> What this task involves: Pictures aside, please retype the whole listing word for word.

(Records shown Opens)

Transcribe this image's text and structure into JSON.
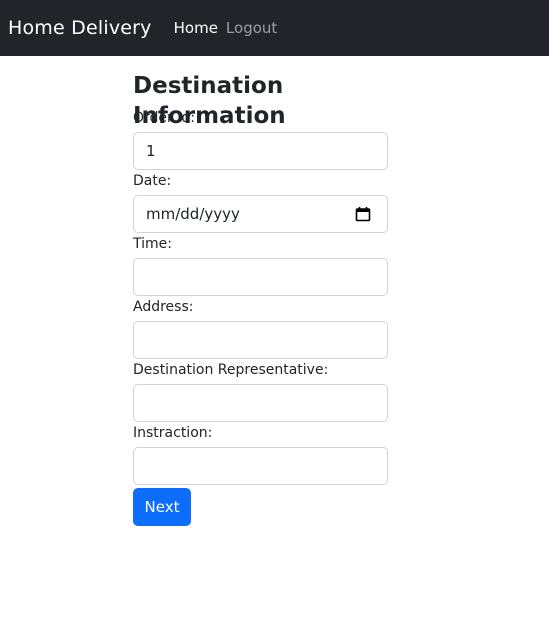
{
  "navbar": {
    "brand": "Home Delivery",
    "links": [
      {
        "label": "Home"
      },
      {
        "label": "Logout"
      }
    ]
  },
  "form": {
    "title": "Destination Information",
    "fields": {
      "order_id": {
        "label": "Order Id:",
        "value": "1"
      },
      "date": {
        "label": "Date:",
        "placeholder": "mm/dd/yyyy",
        "icon": "calendar-icon"
      },
      "time": {
        "label": "Time:",
        "value": ""
      },
      "address": {
        "label": "Address:",
        "value": ""
      },
      "representative": {
        "label": "Destination Representative:",
        "value": ""
      },
      "instruction": {
        "label": "Instraction:",
        "value": ""
      }
    },
    "submit_label": "Next"
  },
  "colors": {
    "navbar_bg": "#212529",
    "primary": "#0d6efd",
    "input_border": "#ced4da"
  }
}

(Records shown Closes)

> Response to this exercise:
Transcribe this image's text and structure into JSON.
{
  "navbar": {
    "brand": "Home Delivery",
    "links": [
      {
        "label": "Home"
      },
      {
        "label": "Logout"
      }
    ]
  },
  "form": {
    "title": "Destination Information",
    "fields": {
      "order_id": {
        "label": "Order Id:",
        "value": "1"
      },
      "date": {
        "label": "Date:",
        "placeholder": "mm/dd/yyyy",
        "icon": "calendar-icon"
      },
      "time": {
        "label": "Time:",
        "value": ""
      },
      "address": {
        "label": "Address:",
        "value": ""
      },
      "representative": {
        "label": "Destination Representative:",
        "value": ""
      },
      "instruction": {
        "label": "Instraction:",
        "value": ""
      }
    },
    "submit_label": "Next"
  },
  "colors": {
    "navbar_bg": "#212529",
    "primary": "#0d6efd",
    "input_border": "#ced4da"
  }
}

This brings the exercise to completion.